Album of the Week: SPAZA, UPRIZE! (Music from the Original Motion Picture)

SPAZA is a loose collective of musicians based in Johannesburg, South Africa — the idea of SPAZA is to jam around a concept rather than to coalesce into a fully-fledged band.

In South Africa, 16 June 1976 is unanimously recognised as the definitive turning point in the tenor and intensity of the fight against apartheid. It comes as the internal capacity of the major liberation movements such as the African National Congress and the Pan Africanist Congress is nearly depleted; with many of its leaders in jail or in exile. Black Consciousness (BC) arises from these ashes and the apartheid regime scrambles to contain it in the form of assassinations, banning orders and trials. High school youths in Soweto, having already imbibed BC from their teachers (a group of newly-recruited university radicals), begin planning protests that would attain an incredible kinetic thrust. These demonstrations were supposedly to rally against the use of Afrikaans as a medium of instruction, but as student leader Tsietsi Mashinini says in the documentary film UPRIZE!, the situation in South Africa had been explosive for a long time and any issue could have delivered the shift in momentum that June 16 would symbolise.

This new SPAZA release is the original motion picture soundtrack of the film UPRIZE!, but it serves a parallel function. Recorded in Yeoville, Johannesburg, during a three-day improvised scoring workshop in 2016, the recording is almost the underside of the film, which strikes a defiant pose both in the selection of speakers and in the tone of much of the archival footage.

The UPRISE! lineup:

Ariel Zamonsky – upright bass
Gontse Makhene – percussion and vocals
Malcolm Jiyane – vocals, piano & trombone
Nonku Phiri – vocals & FX

Recorded over three days in July of 2016 in an apartment in Johannesburg, the band watch documentary footage of the Soweto uprising while they played and improvised. I’m reminded of Miles Davis and his band who watched footage from Louis Malle’s Ascenseur pour l’échafaud while they played and improvised to create that soundtrack.

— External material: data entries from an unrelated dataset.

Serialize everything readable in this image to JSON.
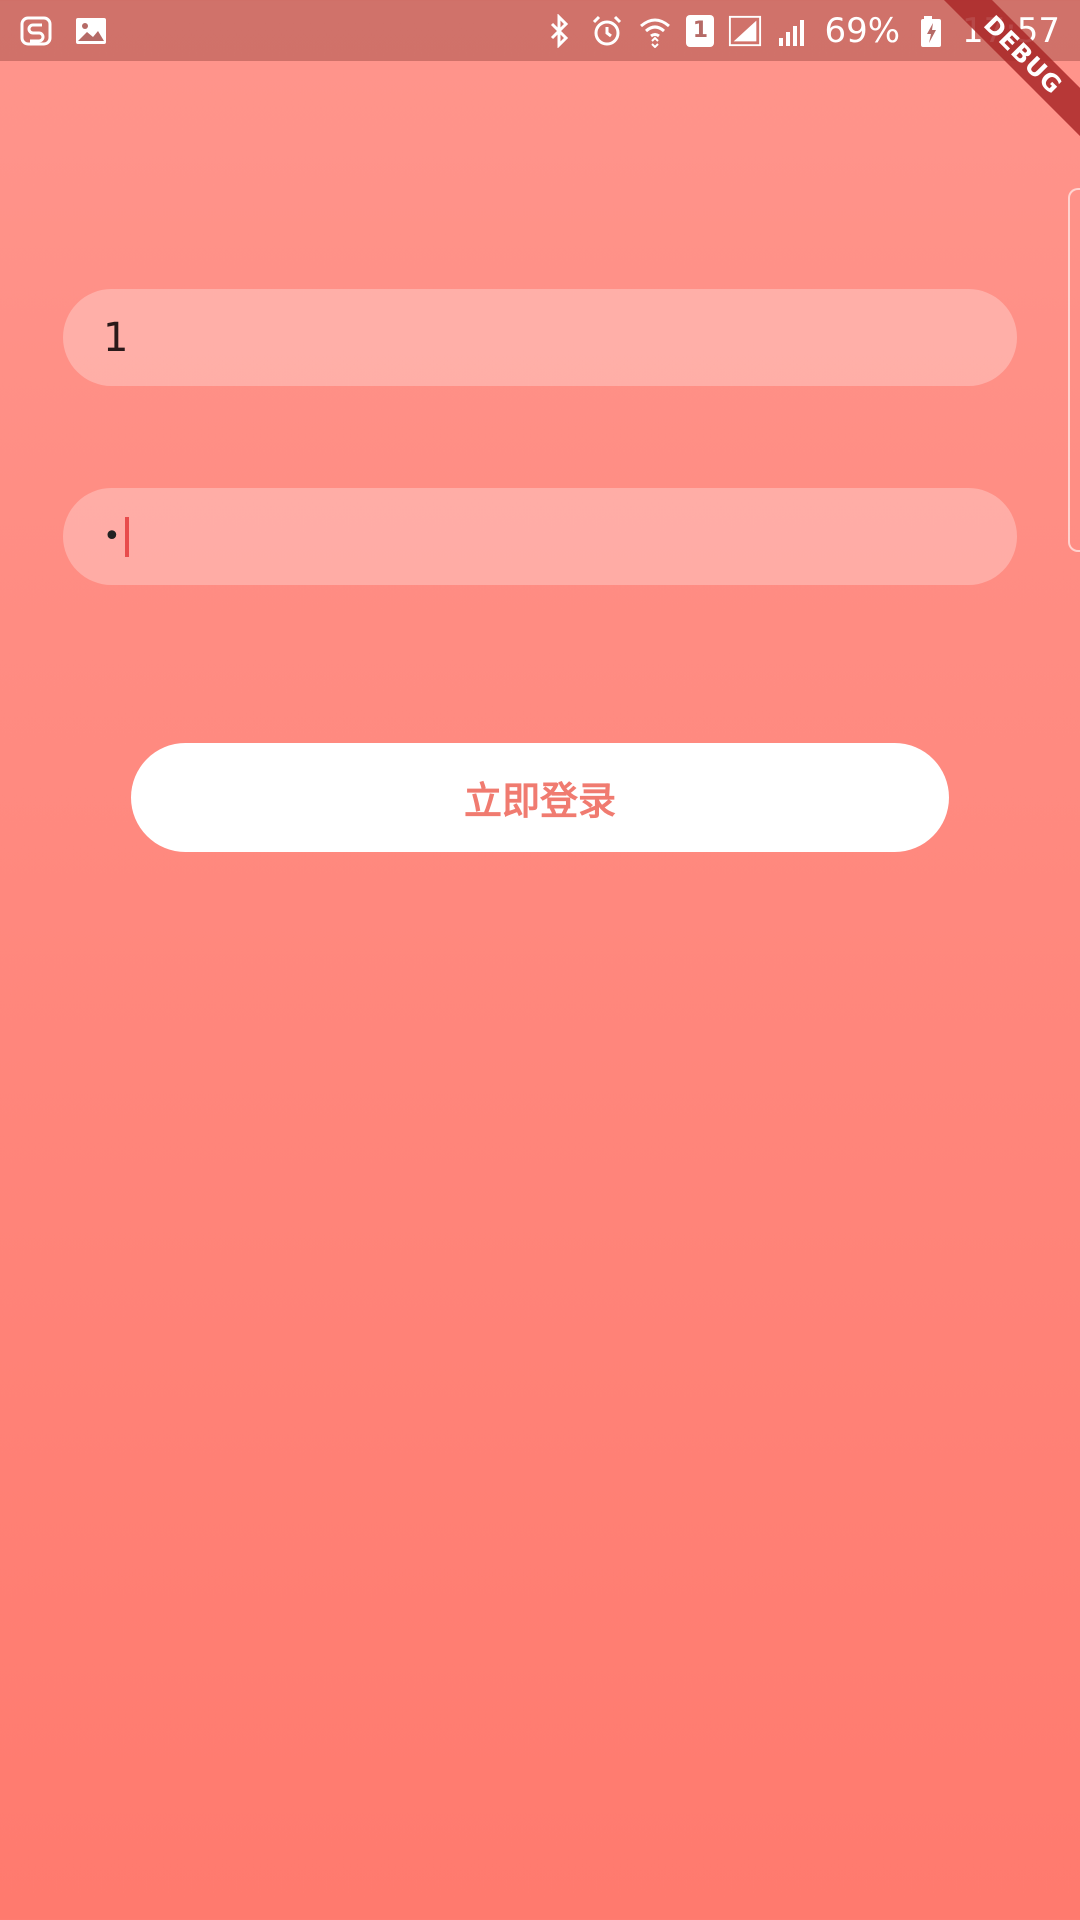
{
  "status_bar": {
    "battery": "69%",
    "time": "17:57",
    "sim_slot": "1",
    "icons": [
      "weibo-like-app-icon",
      "image-icon",
      "bluetooth-icon",
      "alarm-icon",
      "wifi-icon",
      "sim-icon",
      "signal-icon",
      "signal-icon",
      "battery-icon"
    ]
  },
  "debug_banner": "DEBUG",
  "form": {
    "username_value": "1",
    "password_mask": "•",
    "login_label": "立即登录"
  },
  "colors": {
    "background_top": "#ff958c",
    "background_bottom": "#ff7a6e",
    "button_text": "#f07b70",
    "caret": "#e84c4c"
  }
}
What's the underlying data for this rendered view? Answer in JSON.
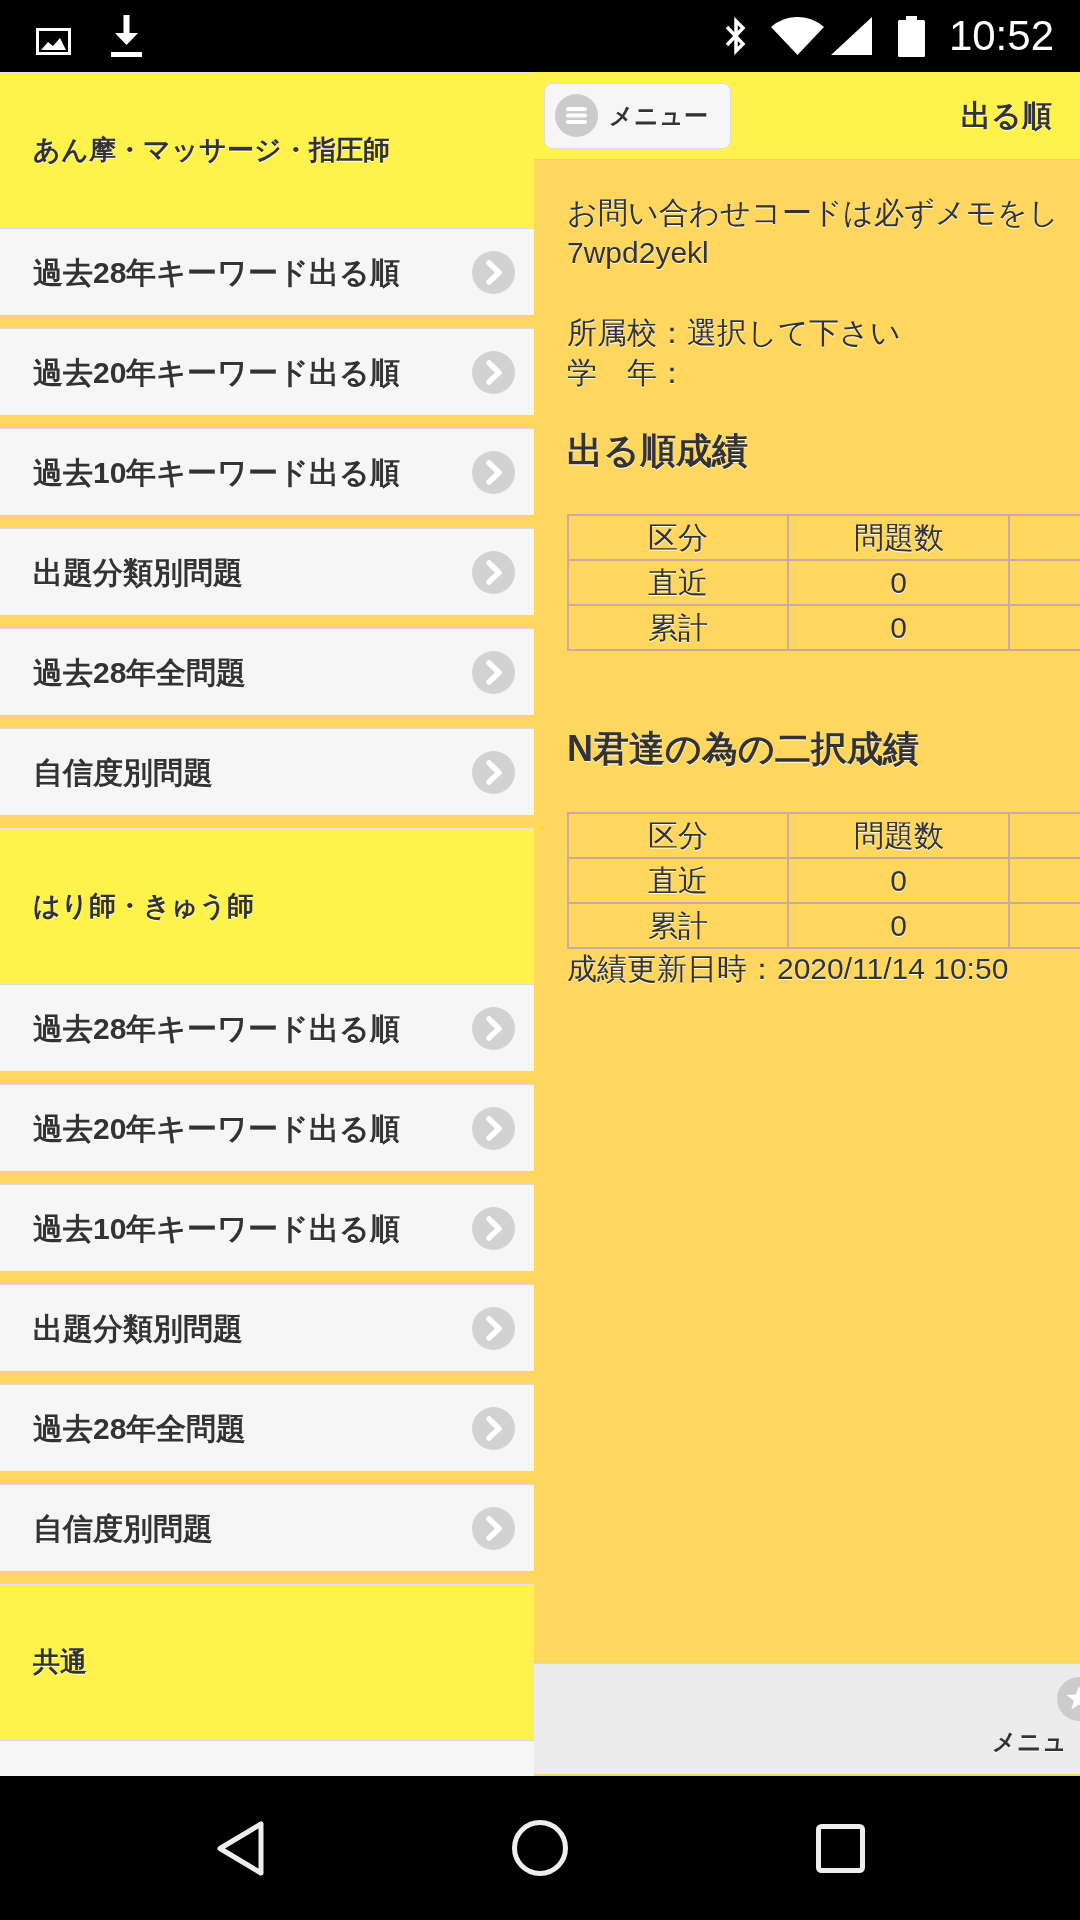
{
  "status_bar": {
    "time": "10:52"
  },
  "sidebar": {
    "sections": [
      {
        "title": "あん摩・マッサージ・指圧師",
        "items": [
          "過去28年キーワード出る順",
          "過去20年キーワード出る順",
          "過去10年キーワード出る順",
          "出題分類別問題",
          "過去28年全問題",
          "自信度別問題"
        ]
      },
      {
        "title": "はり師・きゅう師",
        "items": [
          "過去28年キーワード出る順",
          "過去20年キーワード出る順",
          "過去10年キーワード出る順",
          "出題分類別問題",
          "過去28年全問題",
          "自信度別問題"
        ]
      },
      {
        "title": "共通"
      }
    ]
  },
  "header": {
    "menu_button": "メニュー",
    "title": "出る順"
  },
  "content": {
    "notice": "お問い合わせコードは必ずメモをし",
    "code": "7wpd2yekl",
    "school": "所属校：選択して下さい",
    "grade": "学　年：",
    "score_sections": [
      {
        "heading": "出る順成績",
        "table": {
          "columns": [
            "区分",
            "問題数"
          ],
          "rows": [
            [
              "直近",
              "0"
            ],
            [
              "累計",
              "0"
            ]
          ]
        }
      },
      {
        "heading": "N君達の為の二択成績",
        "table": {
          "columns": [
            "区分",
            "問題数"
          ],
          "rows": [
            [
              "直近",
              "0"
            ],
            [
              "累計",
              "0"
            ]
          ]
        }
      }
    ],
    "updated": "成績更新日時：2020/11/14 10:50"
  },
  "footer": {
    "menu_tab": "メニュ"
  }
}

UPRISE! is a powerful musically broad beautiful joyous yet mournful and moving record that certainly stands as a work of art on its own terms. Generally classified as jazz, I suggest discarding that genre limitation because it doesn’t fit the scope of UPRISE!. Instead, give the full album a listen and let its vocals, music, and sampled voices tell you its story.

From the opening of the track, “The Black Consciousness Movement”: There is no greater force in this whole world than an idea whose time has arrived.